Turmeric (Curcuma longa) is a yellow spice, part of the ginger family (Zingiberacear) which has been associated with many therapeutic properties. Curcumin compounds in turmeric are thought to be the active agents of many of these properties but the curcuminoids complex found in the rhizome of turmeric contains only 2.5-6% curcumin. Further, the rhizome represents a small fraction of the plant. The three main curcuminoids are: curcumin, bis-demethoxycurcumin and de-methoxycurcumin. They account for 2-6% of the rhizome content (~77% curcumin, ~17% demethoxycurcumin and ~3% bisdemethoxycurcumin).
Common marketing of Curcumin products in the market today typically refers to a threshold of the 3 main curcuminoids summed, set at a level of 95% by HPLC. “HPLC methods are described by US Pharmacoepia for content measurement of curcuminoids. One of the original monographs for Curcuminoids for USP was from Sabinsa,” notes Shaheen Majeed, Sabinsa Worldwide President, a Global Curcumin Association Founding member. As with any botanical ingredient or set of ingredients, extraction and concentration becomes increasingly difficult and cost-prohibitive as one approaches 90% and beyond. For that reason, companies exploiting the market opportunity and flouting the law spike the material with a synthetic analogues of curcumin. This reduces cost and will fool the HPLC, masking this illegal activity and causing a false QC positive.
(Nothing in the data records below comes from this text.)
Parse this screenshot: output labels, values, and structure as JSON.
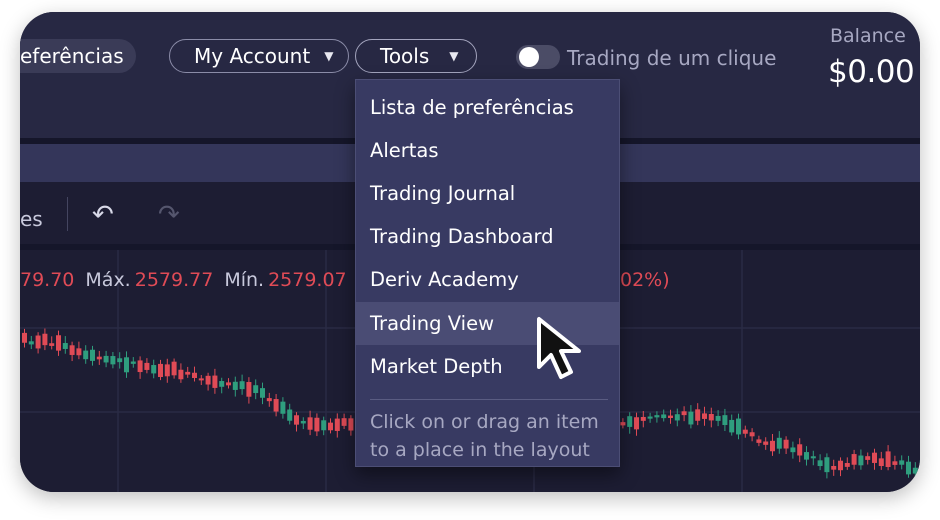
{
  "header": {
    "preferences_tab": "eferências",
    "my_account_label": "My Account",
    "tools_label": "Tools",
    "caret": "▼",
    "one_click_trading_label": "Trading de um clique",
    "one_click_trading_on": false,
    "balance_label": "Balance",
    "balance_value": "$0.00"
  },
  "chart_toolbar": {
    "partial_label": "es",
    "undo_icon": "undo-icon",
    "redo_icon": "redo-icon",
    "undo_glyph": "↶",
    "redo_glyph": "↷"
  },
  "ohlc": {
    "open_value": "79.70",
    "high_label": "Máx.",
    "high_value": "2579.77",
    "low_label": "Mín.",
    "low_value": "2579.07",
    "change_pct": "02%)"
  },
  "tools_menu": {
    "items": [
      "Lista de preferências",
      "Alertas",
      "Trading Journal",
      "Trading Dashboard",
      "Deriv Academy",
      "Trading View",
      "Market Depth"
    ],
    "hovered_item": "Trading View",
    "hint": "Click on or drag an item to a place in the layout"
  },
  "colors": {
    "up": "#2f9e7e",
    "down": "#e04b56",
    "background": "#1d1d33",
    "menu_bg": "#383a62"
  }
}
In order to detect this spiking, the current definitive approach is to use isotope ratio analysis (in this case, specifically C-14 measurement) although it could include other isotopes besides carbon such as oxygen and hydrogen (and others). The carbon isotopes are different between synthetic and natural molecules, so those of fossil fuel origin, can be detected quantitatively. Very few labs are equipped to do this testing, so chances are that it is currently not the foundation of many current QC processes, leading high quality curcumin suppliers to suspect that more than a small amount of final product in the marketplace contains synthetic material.
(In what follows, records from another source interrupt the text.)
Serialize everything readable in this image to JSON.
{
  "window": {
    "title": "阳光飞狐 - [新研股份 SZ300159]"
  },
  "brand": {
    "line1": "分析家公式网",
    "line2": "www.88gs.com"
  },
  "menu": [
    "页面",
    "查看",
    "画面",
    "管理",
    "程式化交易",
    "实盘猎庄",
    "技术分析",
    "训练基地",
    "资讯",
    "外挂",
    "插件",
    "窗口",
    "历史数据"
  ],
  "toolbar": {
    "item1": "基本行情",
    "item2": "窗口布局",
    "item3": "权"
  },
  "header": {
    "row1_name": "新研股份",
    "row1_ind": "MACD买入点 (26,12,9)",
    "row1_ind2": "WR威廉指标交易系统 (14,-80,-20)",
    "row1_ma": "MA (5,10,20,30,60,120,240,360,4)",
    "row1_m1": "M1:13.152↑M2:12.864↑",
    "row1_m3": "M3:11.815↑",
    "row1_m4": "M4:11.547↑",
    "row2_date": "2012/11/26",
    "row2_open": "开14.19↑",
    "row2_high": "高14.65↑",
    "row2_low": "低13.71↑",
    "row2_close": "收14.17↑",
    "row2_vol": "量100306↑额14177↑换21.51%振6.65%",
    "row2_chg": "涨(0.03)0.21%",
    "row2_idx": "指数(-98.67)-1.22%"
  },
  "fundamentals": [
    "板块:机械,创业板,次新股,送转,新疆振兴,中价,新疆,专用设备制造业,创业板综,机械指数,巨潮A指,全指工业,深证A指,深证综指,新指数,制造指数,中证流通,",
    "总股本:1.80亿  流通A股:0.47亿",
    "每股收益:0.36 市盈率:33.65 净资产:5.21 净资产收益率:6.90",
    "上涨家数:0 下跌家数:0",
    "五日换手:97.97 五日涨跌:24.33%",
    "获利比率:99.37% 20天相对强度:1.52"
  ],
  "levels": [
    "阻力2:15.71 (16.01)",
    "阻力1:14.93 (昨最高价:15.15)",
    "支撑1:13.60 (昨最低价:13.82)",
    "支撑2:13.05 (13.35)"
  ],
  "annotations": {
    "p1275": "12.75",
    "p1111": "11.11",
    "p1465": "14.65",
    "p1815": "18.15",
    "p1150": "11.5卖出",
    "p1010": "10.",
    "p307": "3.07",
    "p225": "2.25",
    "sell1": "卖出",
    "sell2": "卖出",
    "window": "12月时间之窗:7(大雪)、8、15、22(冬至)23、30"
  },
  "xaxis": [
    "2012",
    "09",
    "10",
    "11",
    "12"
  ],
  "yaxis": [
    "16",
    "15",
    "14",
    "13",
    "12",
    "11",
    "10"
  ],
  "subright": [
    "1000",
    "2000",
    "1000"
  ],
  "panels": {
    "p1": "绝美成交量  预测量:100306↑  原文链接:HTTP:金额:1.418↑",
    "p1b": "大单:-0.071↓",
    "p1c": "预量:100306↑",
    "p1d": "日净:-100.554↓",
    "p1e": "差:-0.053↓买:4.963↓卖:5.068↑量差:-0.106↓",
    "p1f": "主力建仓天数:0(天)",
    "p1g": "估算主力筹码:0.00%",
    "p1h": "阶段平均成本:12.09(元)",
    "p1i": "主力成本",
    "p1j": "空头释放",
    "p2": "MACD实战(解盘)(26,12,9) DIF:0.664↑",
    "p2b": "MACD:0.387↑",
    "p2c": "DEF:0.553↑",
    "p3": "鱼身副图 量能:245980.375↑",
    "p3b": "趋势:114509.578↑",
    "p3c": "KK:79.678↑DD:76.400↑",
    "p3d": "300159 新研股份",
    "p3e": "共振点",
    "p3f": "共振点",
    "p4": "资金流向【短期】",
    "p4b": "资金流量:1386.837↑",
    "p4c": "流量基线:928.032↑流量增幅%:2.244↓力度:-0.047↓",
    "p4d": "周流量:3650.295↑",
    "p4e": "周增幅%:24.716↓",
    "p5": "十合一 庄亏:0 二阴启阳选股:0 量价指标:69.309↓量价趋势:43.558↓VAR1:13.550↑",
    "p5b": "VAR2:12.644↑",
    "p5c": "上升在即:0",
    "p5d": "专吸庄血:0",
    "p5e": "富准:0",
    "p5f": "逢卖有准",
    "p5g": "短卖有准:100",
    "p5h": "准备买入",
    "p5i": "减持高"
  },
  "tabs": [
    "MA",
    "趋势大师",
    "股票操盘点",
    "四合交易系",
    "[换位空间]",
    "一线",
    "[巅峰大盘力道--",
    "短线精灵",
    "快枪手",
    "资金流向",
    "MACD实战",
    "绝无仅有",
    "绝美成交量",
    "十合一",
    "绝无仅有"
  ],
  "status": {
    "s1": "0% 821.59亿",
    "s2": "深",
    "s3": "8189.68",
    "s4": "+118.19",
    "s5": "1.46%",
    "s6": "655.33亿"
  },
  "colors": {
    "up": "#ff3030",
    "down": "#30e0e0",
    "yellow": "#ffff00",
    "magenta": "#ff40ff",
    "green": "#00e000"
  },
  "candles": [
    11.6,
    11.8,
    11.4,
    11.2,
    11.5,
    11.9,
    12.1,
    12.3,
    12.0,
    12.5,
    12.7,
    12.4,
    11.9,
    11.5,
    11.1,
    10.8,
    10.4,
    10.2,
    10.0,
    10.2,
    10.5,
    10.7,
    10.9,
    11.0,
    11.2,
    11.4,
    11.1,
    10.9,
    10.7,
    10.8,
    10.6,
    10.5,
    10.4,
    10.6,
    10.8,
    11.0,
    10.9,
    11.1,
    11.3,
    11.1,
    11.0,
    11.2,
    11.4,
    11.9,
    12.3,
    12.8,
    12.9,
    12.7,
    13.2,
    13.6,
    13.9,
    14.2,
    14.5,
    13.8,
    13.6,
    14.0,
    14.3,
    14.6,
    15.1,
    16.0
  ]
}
Majeed explains Sabinsa’s position on this subject, “Sabinsa was the company that first alerted the industry to the threat of synthetic adulteration, and continues to raise concerns. Carbon-14 content measurement has spotted adulteration in curcuminoids that chromatographic techniques and other test methods widely used for identity testing missed. This began with a collaboration between Sabinsa and the University of Georgia to investigate our suspicion that synthetic curcuminoids were in the supply chain in the cut-rate low end of the supply chain. DNA testing can be suitable for verifying the right species of a natural product or herb before it is extracted, but is entirely ineffective when it comes to spotting synthetic adulteration.”
This methodology has much broader applications and potential for this industry as the natural / synthetic debate continues to unfold. According to James Neal-Kababick, Director of Flora Research Laboratories, LLC, “We have used this approach for detecting synthetic caffeine and ascorbic acid. It can also be used to pedigree a sample (that is, identify that it came from a sole source facility for instance).”
A final point on curcumin quality and testing and the use of synthetic material:
Synthesis of curcumin involves solvents not traditionally used in the natural product extraction process. According to Neal-Kababick, ethylene dichloride is often seen as a residue, in curcumin and other botanicals. If the QC program does not suspect spiking of synthetic curcumin, it might also not be testing for residual solvents. In addition, “these processes have not been tested for human safety, nor has the finished product been proven to be safe when ingested long term, which is how most people use curcumin”, explains Majeed.
And how does this sit with the FDA currently?
While there is ongoing discussion about the most recent NDI guidance, FDA clearly states that a synthetic copy of a botanical cannot be considered as a dietary supplement, hence any presence of a synthetic copy of curcumin would presumably be viewed as adulteration in food, beverages and dietary supplements.
From a science perspective, industry has seen numerous examples of borrowed science, that is, companies citing research on another material as a means of substantiating claims on their own ingredient or brand. According to Majeed, “the amount of research, especially in human clinical trials, on synthetic curcumin is nil. Since synthetic curcumin is not a natural material, FDA is unlikely to authorize any clinical trial.
The Global Curcumin Association (GCA) has been recently launched to provide a consolidated objective voice for the category, to promote and defend quality standards and the strong science that is continuously building for this highly regarded ingredient. Predictably, high growth in a category leads to potential for abuse, exploitation and adulteration. For more information about curcumin, please visit the GCA website.